(Beginning of Excerpted records)

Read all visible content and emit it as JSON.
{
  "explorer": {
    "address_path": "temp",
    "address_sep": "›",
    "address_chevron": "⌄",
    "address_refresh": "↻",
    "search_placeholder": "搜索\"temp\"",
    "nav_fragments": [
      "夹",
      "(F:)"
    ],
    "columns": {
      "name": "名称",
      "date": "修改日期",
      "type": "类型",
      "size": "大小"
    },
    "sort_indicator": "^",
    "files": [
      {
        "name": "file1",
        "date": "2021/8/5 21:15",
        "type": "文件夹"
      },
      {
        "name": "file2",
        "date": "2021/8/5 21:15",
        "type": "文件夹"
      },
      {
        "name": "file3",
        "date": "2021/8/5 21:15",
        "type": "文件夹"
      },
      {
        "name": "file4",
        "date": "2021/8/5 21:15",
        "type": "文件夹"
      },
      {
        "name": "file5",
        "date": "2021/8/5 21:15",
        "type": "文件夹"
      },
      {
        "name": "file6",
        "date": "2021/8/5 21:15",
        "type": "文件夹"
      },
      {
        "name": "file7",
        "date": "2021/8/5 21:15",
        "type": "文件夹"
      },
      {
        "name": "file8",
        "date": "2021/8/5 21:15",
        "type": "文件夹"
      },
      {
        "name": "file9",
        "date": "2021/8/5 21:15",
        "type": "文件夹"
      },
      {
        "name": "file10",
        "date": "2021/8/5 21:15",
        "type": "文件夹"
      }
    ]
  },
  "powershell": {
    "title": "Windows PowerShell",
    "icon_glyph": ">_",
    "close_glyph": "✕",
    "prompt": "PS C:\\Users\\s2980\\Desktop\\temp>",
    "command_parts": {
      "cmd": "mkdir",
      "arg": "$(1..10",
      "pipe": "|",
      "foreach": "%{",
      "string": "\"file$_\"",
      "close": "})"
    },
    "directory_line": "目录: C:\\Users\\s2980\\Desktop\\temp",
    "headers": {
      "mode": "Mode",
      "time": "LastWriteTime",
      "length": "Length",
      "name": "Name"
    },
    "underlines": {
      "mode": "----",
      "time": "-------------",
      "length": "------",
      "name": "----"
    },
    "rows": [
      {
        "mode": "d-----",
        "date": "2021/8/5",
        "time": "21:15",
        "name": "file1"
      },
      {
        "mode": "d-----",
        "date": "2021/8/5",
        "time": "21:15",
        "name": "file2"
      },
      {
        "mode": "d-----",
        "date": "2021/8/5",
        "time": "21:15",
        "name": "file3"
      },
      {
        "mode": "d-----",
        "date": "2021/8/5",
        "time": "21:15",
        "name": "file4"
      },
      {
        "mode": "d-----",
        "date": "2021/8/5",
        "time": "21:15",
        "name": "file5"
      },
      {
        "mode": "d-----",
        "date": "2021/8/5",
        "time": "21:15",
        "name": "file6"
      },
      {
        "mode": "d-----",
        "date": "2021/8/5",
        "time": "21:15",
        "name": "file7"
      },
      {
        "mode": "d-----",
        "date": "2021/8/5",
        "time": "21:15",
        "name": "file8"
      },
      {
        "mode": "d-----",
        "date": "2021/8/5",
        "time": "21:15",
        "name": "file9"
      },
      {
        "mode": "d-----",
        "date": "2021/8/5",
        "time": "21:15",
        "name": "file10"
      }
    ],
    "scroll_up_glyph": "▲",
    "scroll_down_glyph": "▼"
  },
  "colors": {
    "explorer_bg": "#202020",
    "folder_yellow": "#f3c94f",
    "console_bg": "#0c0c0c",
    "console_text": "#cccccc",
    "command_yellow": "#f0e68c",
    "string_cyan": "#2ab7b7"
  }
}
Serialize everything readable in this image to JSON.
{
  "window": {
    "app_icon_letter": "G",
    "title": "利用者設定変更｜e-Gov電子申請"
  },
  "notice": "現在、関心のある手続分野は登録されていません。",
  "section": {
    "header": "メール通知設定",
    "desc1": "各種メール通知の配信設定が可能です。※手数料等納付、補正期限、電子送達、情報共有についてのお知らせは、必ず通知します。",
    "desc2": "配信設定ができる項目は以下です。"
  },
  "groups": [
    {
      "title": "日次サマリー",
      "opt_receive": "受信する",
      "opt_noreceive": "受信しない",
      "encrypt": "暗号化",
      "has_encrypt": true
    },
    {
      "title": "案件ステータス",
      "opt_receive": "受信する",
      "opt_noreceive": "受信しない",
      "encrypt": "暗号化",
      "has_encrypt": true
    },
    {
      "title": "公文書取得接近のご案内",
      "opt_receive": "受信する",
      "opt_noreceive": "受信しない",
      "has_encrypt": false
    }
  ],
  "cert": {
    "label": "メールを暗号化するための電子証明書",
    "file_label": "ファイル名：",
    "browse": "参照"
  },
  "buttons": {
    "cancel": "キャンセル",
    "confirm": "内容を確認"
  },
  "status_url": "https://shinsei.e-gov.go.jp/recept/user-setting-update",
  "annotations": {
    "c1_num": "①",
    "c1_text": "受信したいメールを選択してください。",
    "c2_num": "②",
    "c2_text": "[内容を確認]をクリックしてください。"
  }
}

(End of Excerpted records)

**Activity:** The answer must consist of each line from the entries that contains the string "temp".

**Answer:**
    "address_path": "temp",
    "search_placeholder": "搜索\"temp\"",
    "prompt": "PS C:\\Users\\s2980\\Desktop\\temp>",
    "directory_line": "目录: C:\\Users\\s2980\\Desktop\\temp",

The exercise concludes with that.